Items from an interface collection
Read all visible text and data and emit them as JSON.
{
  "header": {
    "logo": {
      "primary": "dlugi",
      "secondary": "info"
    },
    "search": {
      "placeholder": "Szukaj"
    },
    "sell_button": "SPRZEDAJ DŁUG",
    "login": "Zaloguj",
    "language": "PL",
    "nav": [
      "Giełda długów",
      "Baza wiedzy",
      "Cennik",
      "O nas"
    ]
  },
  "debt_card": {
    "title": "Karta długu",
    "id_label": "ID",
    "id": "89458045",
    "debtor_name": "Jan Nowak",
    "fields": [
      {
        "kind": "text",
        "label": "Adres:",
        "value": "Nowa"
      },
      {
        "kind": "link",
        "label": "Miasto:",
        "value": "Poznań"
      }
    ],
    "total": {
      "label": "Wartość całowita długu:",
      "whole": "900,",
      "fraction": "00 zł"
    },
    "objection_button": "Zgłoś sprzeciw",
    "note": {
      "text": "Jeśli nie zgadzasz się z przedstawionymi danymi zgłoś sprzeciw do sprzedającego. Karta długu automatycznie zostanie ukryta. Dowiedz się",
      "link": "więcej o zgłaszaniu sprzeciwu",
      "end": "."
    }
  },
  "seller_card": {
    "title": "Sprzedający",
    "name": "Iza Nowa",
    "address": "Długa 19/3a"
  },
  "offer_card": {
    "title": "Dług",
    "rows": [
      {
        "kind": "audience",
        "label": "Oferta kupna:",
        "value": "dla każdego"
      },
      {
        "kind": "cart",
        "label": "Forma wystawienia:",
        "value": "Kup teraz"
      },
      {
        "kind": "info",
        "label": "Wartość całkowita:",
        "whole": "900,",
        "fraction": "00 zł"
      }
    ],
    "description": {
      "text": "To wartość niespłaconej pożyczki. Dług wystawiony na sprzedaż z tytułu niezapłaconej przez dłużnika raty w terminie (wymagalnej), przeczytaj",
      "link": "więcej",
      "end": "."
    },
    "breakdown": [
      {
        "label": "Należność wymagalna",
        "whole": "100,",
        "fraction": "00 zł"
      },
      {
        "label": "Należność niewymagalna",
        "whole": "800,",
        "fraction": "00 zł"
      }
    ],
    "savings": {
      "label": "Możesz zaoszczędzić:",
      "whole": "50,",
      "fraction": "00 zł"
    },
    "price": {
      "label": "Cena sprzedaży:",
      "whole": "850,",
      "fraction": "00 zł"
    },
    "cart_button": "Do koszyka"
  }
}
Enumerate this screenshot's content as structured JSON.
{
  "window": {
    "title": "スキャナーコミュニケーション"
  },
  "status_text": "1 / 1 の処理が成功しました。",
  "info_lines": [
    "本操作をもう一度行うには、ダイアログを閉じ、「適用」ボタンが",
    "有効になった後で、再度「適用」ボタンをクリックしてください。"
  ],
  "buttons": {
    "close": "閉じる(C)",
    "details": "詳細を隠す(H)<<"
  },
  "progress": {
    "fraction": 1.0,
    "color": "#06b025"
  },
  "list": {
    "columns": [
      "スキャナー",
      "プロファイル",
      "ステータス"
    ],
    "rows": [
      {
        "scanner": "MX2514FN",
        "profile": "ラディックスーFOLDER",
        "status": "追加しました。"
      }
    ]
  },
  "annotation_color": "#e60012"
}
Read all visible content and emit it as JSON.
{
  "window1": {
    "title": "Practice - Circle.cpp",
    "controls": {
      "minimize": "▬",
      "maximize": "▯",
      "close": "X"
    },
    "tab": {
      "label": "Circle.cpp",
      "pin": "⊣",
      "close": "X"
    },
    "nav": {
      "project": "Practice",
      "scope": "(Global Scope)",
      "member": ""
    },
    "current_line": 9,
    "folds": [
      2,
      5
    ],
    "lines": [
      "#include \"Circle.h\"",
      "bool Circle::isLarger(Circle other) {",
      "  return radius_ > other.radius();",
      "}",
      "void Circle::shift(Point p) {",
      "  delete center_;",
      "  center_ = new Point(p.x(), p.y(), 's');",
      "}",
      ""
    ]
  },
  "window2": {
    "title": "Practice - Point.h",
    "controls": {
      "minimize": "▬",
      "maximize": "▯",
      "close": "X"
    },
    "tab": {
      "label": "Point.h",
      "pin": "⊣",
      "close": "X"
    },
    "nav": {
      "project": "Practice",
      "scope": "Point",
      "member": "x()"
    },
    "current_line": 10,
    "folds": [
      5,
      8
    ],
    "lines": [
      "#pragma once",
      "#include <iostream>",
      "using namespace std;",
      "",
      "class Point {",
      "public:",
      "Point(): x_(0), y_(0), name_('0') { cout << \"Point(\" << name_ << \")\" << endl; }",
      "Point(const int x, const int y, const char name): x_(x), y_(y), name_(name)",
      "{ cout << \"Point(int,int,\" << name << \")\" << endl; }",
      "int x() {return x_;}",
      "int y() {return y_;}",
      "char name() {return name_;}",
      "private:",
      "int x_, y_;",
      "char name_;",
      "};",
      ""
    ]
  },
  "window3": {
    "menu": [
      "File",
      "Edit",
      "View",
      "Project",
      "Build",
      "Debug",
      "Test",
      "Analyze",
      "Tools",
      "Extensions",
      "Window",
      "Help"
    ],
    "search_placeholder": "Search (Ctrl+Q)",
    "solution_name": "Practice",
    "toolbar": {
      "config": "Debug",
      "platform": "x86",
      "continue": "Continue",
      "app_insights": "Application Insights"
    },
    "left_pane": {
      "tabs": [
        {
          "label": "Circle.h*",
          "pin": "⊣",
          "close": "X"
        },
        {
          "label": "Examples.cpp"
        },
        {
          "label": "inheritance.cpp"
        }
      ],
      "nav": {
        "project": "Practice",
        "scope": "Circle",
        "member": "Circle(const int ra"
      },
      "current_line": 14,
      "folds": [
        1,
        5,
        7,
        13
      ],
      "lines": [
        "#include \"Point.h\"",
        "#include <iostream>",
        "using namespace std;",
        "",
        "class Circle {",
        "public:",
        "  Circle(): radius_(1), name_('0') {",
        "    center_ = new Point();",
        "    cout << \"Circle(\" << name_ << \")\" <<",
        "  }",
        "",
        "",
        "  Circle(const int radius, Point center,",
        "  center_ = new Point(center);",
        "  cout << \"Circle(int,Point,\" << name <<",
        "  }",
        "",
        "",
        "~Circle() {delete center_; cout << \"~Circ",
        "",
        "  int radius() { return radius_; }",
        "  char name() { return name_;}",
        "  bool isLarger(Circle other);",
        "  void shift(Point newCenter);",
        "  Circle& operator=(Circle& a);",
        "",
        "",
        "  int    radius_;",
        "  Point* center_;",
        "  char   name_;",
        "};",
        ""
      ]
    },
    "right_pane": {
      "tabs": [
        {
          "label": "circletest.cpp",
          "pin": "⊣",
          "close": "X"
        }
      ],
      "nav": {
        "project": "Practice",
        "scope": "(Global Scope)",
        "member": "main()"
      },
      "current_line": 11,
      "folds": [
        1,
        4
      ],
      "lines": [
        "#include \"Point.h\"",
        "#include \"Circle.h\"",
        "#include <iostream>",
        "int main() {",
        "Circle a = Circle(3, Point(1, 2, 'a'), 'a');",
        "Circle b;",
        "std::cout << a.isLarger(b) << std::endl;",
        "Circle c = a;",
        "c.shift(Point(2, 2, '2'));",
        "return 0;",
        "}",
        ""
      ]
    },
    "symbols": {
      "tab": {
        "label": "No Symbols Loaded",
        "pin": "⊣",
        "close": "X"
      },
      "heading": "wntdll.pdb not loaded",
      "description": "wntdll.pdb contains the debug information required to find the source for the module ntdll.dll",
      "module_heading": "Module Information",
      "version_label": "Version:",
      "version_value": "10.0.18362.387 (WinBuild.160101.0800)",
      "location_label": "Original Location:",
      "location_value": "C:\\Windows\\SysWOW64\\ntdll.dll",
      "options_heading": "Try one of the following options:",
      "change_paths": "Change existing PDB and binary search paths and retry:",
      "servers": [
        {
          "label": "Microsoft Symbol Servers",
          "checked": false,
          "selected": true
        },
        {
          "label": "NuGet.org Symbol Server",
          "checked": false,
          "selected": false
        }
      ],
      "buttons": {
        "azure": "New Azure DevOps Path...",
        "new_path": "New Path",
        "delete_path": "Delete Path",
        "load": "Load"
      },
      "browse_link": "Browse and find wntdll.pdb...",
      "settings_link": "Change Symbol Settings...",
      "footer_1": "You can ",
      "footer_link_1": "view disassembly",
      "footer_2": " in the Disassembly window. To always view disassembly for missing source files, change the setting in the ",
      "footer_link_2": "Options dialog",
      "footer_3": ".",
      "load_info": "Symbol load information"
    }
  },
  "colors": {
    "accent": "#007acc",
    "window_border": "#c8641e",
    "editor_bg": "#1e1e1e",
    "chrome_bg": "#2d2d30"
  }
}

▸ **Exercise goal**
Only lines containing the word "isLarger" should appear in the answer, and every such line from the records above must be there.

▸ **Completed exercise**
      "bool Circle::isLarger(Circle other) {",
        "  bool isLarger(Circle other);",
        "std::cout << a.isLarger(b) << std::endl;",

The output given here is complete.